In 2002, AGEIA's founders broke into the gaming industry with the intention of revolutionizing the way PC games would be played. Focusing their attention on the notion of in-game physics, the ultimate goal was to bring a new level of realism to the latest and greatest titles on the horizon. In short, the company has developed the world's first Physics Processing Unit (PPU) and is aiming to use this new hardware to blur the line between virtual worlds and reality.
With no direct competitor, AGEIA's discrete PPU card largely shoulders the burden of lobbying developers and consumers for advanced physics in games. Here, it is impossible to not notice some blatant similarities between this situation and the same situation seen by 3dfx and other GPU vendors in the days when a "3D accelerator" was unheard of. With the visual and performance advancements brought to the table by these discrete graphics cards, 3dfx managed to change the way games looked and ultimately made a more immersive gaming environment. Today, the mere thought of not having a discrete graphics card seems insane as that hardware is now a critical piece of the foundation for a solid gaming platform. AGEIA is eager to follow in the same footsteps as 3dfx as they attempt to make the discrete physics processor an equally critical piece of that foundation. In the same manner graphics cards change the way a game will look, the PPU will ultimately change the way the game looks and feels as well, resulting in a much richer gaming experience.
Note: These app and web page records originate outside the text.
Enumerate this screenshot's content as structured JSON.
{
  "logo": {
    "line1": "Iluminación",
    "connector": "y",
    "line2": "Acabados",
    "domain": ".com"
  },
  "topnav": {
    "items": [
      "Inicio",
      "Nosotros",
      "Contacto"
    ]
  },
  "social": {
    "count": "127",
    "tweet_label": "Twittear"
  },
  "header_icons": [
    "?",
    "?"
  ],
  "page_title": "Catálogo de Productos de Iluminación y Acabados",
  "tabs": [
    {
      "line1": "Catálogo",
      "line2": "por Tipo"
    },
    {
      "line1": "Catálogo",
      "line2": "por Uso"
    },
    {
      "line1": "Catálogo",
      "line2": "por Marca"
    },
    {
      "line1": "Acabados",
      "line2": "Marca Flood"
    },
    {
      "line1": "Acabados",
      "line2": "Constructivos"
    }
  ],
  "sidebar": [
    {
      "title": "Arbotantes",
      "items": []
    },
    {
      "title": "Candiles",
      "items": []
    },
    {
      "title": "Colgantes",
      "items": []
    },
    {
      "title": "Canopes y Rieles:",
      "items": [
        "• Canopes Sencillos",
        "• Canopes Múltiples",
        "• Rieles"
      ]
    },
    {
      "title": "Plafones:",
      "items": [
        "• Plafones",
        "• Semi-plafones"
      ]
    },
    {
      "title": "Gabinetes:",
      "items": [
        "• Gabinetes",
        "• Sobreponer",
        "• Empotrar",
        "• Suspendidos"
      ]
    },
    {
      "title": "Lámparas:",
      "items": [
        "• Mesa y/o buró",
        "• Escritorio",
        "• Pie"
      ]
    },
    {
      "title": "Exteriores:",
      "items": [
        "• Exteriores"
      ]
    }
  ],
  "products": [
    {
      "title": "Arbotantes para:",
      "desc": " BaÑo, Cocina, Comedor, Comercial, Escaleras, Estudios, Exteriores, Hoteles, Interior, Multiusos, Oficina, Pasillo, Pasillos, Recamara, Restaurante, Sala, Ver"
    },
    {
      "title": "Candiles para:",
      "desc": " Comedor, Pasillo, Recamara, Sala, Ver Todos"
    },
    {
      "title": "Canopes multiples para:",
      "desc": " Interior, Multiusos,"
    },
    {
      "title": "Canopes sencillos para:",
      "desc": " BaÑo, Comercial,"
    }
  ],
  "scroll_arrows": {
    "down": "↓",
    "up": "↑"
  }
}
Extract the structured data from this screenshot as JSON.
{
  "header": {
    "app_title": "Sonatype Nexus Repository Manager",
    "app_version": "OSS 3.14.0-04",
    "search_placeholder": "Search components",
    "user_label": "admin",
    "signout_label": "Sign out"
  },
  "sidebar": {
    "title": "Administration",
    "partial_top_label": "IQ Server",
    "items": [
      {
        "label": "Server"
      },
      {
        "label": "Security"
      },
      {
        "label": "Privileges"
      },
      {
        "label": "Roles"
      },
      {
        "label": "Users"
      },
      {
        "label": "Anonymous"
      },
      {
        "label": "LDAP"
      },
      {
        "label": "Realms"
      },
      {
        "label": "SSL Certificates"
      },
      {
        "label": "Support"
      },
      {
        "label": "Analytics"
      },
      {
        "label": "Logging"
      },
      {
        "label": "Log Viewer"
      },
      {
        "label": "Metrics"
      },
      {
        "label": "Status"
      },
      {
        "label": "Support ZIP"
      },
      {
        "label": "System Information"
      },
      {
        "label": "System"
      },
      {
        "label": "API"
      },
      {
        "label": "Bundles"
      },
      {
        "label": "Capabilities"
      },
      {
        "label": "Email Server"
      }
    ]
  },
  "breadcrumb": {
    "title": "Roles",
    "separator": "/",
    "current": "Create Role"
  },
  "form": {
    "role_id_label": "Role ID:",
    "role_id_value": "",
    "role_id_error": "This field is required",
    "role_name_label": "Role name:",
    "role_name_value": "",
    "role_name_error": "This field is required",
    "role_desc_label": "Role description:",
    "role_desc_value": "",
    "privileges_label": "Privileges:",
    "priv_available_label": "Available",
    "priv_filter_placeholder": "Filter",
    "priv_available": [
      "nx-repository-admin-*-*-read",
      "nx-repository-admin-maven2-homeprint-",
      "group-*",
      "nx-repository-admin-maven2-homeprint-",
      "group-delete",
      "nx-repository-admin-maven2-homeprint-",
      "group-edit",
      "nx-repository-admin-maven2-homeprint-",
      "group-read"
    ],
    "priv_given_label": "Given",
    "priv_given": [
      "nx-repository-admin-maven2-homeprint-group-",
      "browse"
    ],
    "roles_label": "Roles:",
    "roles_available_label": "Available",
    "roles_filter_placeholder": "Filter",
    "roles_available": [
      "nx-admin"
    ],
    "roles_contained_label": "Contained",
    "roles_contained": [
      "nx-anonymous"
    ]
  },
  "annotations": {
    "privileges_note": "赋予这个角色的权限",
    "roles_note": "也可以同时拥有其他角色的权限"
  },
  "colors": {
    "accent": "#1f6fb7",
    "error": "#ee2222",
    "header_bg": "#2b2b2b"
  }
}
Built at TSMC's leading-edge fab, AGEIA's PhysX processor consists of 125 million transistors and will run at an unspecified frequency. Somewhat surprisingly, the die size is rumored to be a rather large 182mm2 which is very close to the 196mm2 size of NVIDIA's new flagship GeForce 7900 (G71) GPU despite the graphics chipset's larger 278 million transistors. Although details are vague, we are told the PPU has been designed to be fully programmable. This is a key characteristic which will allow new features and functionality to be easily "unlocked" through future driver releases. With regards to the discrete physics card itself, we see initial PPU cards released as PCI solutions with 128MB of GDDR3 memory. Referencing the AGEIA-supplied photo of the current PPU card above, we see a standard Molex power connector as the board requires a direct connection to the PSU for adequate power. Unfortunately, AGEIA has been less than forthcoming with specific details such as total power consumption and even the process used for fabricating the PPU. As the launch of cards into the retail channel approaches, it seems inevitable that AGEIA will become a bit more willing to share this type of information.